The Effects Lab makes it easy to draw attention to portions of the slide through blur, color, or magnification effects, and also provides a convenient way to access several of PowerPoint's built-in image effects.
As its name implies, Make Transparent turns the selected image or shape slightly transparent. This can be used to fade an image for use in the background of a slide - something which can't ordinarily be easily done in PowerPoint itself - or to use a shape as an overlay to draw attention to a part of the slide.
For example, we'd like to use this image as the background for the title slide; as is, though, there isn't enough contrast between it and the title.
To turn an image or shape transparent, select it, then click
Make Transparent from the Effects Lab dropdown.
This turns the image slightly transparent, increasing the contrast between it and the slide's text.
Note: the transparency of the image or shape can be adjusted afterwards by right-clicking the image/shape and selecting
The Magnifying Glass effect can be used to enlarge a small detail on the slide. To use it, first draw a shape over the area to be magnified.
Note: though the example shown here uses a circle, any type of shape can be used as the magnifier.
Select the shape, then click
Magnifying Glass from the Effects Lab dropdown.
This magnifies the area covered by the shape:
Blur Selected can be used to create a frosted glass effect by adding a blur effect to the selected area.

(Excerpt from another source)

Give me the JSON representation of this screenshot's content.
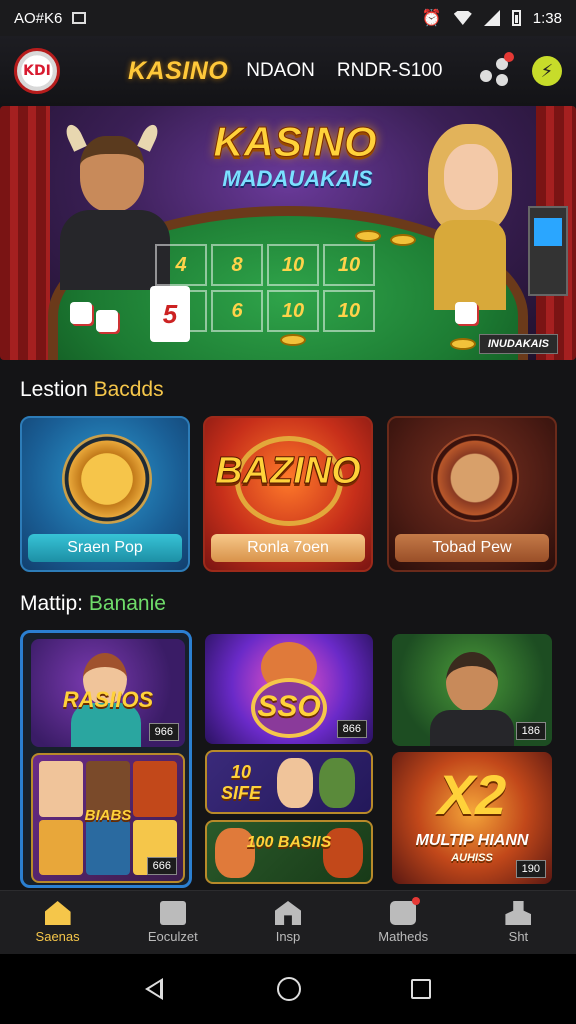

To use it, first draw a shape over the area to be blurred.
Select the shape, then select
Blur Selected from the Effects Lab dropdown and choose the blurriness level to use - in our example here, we chose 90% Blurriness.
This blurs the area covered by the shape:

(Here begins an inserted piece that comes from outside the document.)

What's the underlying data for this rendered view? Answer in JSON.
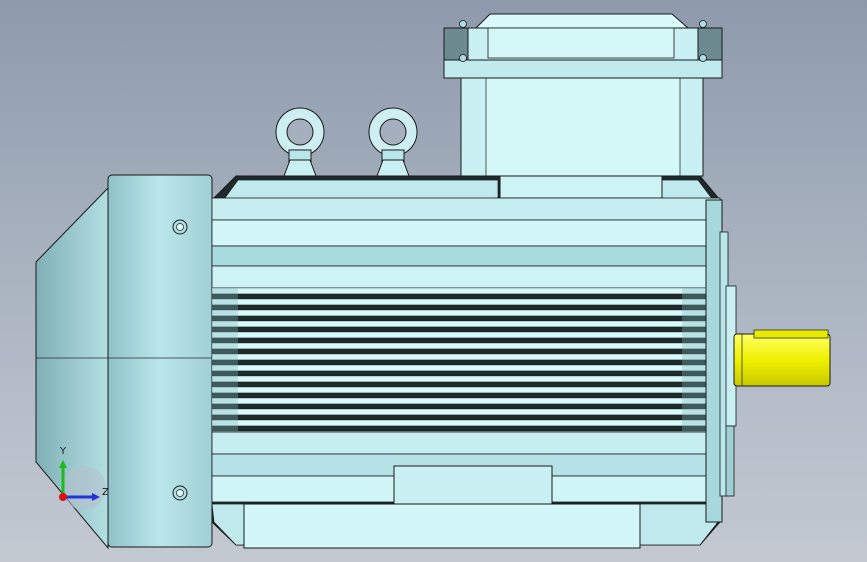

Note: Blur Selected can also be used on text boxes.
Blur features can create a tinted effect when applying the blur effect. When this option is checked, the respective feature will insert an overlay shape over the blurred shape.

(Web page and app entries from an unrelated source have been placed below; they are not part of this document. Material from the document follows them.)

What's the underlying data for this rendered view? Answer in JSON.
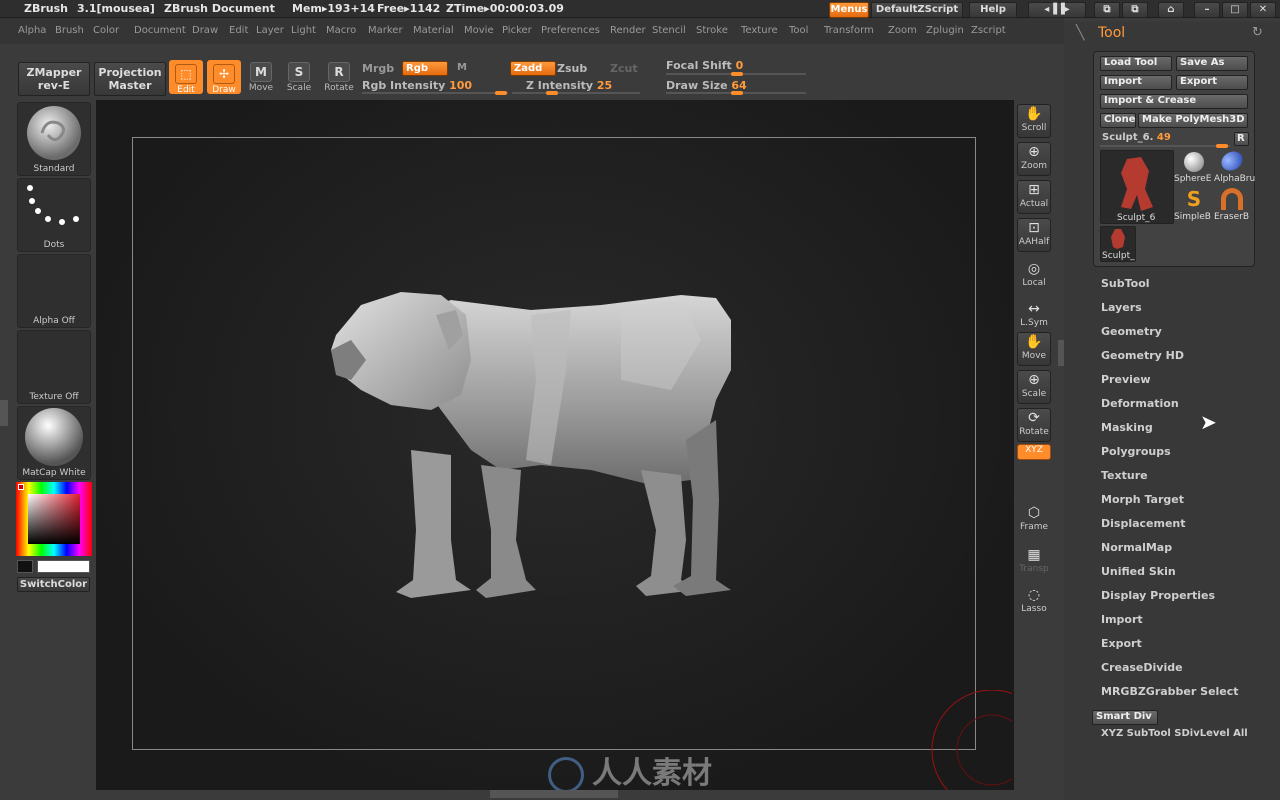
{
  "title_bar": {
    "app": "ZBrush",
    "version": "3.1[mousea]",
    "document": "ZBrush Document",
    "mem": "Mem▸193+14",
    "free": "Free▸1142",
    "ztime": "ZTime▸00:00:03.09",
    "menus_btn": "Menus",
    "script_btn": "DefaultZScript",
    "help_btn": "Help"
  },
  "menu_items": [
    "Alpha",
    "Brush",
    "Color",
    "Document",
    "Draw",
    "Edit",
    "Layer",
    "Light",
    "Macro",
    "Marker",
    "Material",
    "Movie",
    "Picker",
    "Preferences",
    "Render",
    "Stencil",
    "Stroke",
    "Texture",
    "Tool",
    "Transform",
    "Zoom",
    "Zplugin",
    "Zscript"
  ],
  "toolbar": {
    "zmapper": "ZMapper",
    "zmapper_sub": "rev-E",
    "projection": "Projection",
    "projection_sub": "Master",
    "edit": "Edit",
    "draw": "Draw",
    "move": "Move",
    "scale": "Scale",
    "rotate": "Rotate",
    "mrgb": "Mrgb",
    "rgb": "Rgb",
    "m": "M",
    "rgb_intensity_label": "Rgb Intensity",
    "rgb_intensity": "100",
    "zadd": "Zadd",
    "zsub": "Zsub",
    "zcut": "Zcut",
    "z_intensity_label": "Z Intensity",
    "z_intensity": "25",
    "focal_shift_label": "Focal Shift",
    "focal_shift": "0",
    "draw_size_label": "Draw Size",
    "draw_size": "64"
  },
  "left_shelf": {
    "brush": "Standard",
    "stroke": "Dots",
    "alpha": "Alpha  Off",
    "texture": "Texture  Off",
    "material": "MatCap  White",
    "switch_color": "SwitchColor"
  },
  "right_shelf": [
    "Scroll",
    "Zoom",
    "Actual",
    "AAHalf",
    "Local",
    "L.Sym",
    "Move",
    "Scale",
    "Rotate",
    "XYZ",
    "Frame",
    "Transp",
    "Lasso"
  ],
  "tool_panel": {
    "title": "Tool",
    "load_tool": "Load Tool",
    "save_as": "Save As",
    "import": "Import",
    "export": "Export",
    "import_crease": "Import & Crease",
    "clone": "Clone",
    "make_polymesh": "Make PolyMesh3D",
    "current_tool": "Sculpt_6.",
    "current_tool_value": "49",
    "r_btn": "R",
    "thumbs": [
      "Sculpt_6",
      "SphereE",
      "AlphaBru",
      "SimpleB",
      "EraserB",
      "Sculpt_"
    ],
    "sections": [
      "SubTool",
      "Layers",
      "Geometry",
      "Geometry HD",
      "Preview",
      "Deformation",
      "Masking",
      "Polygroups",
      "Texture",
      "Morph Target",
      "Displacement",
      "NormalMap",
      "Unified Skin",
      "Display Properties",
      "Import",
      "Export",
      "CreaseDivide",
      "MRGBZGrabber Select"
    ],
    "smart_div": "Smart Div",
    "xyz_subtool": "XYZ  SubTool  SDivLevel  All"
  },
  "watermark": "人人素材",
  "colors": {
    "accent": "#ff8c2a",
    "canvas": "#1f1f1f",
    "panel": "#383838"
  }
}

To check this option, select your desired Blur feature from the Effects Lab dropdown and select the
Tint option - in our example here, we checked
Tint Selected for
Blur Selected feature.
Apply the respective feature and the tinted effect will be created.
Tip: To adjust the tint color and transparency, right-click on the overlay shape and select
If you want to use a different blurriness level from the default variations, you can select
Blurriness Options under the desired Blur feature in the Effects Lab dropdown.
In the dialog box, enter your desired blurriness level between 1% and 100%. You can also choose to check the tint option.
Blur Remainder is best used to draw attention to a particular part of the slide by adding a blur effect to the surrounding areas - similar to adjusting the focus on a camera.
To use it, first draw a shape over the area to be kept in focus.
Select the shape, then select
Blur Remainder from the Effects Lab dropdown and choose the blurriness level to use - in our example here, we chose 70% Blurriness.
PowerPointLabs will then insert a new slide containing the blur effect.
Recolor Remainder works in a similar manner to Blur Remainder, but instead changes the color of the surrounding areas while leaving the focused area unchanged.
First draw a shape over the area which should be left unchanged.
Next, select the shape, select
Recolor Remainder from the Effects Lab dropdown, then choose the scheme to use - in our example here, we chose Gray Scale.
PowerPointLabs will insert a new slide, with the surrounding areas recolored.
If you want to draw attention to an individual shapes instead of a section of a slide, you can use Blur All Except Selected or Recolor All Except Selected instead.
Suppose that your wish to draw attention to the text box in this slide:
After selecting the text box, select
Blur All Except Selected from the Effects Lab dropdown and choose the blurriness level to use - in our example here, we chose 70% Blurriness.
Notice that everything in the slide will be blurred except for the selected shapes.
The procedure and effect are similar for Recolor All Except Selected.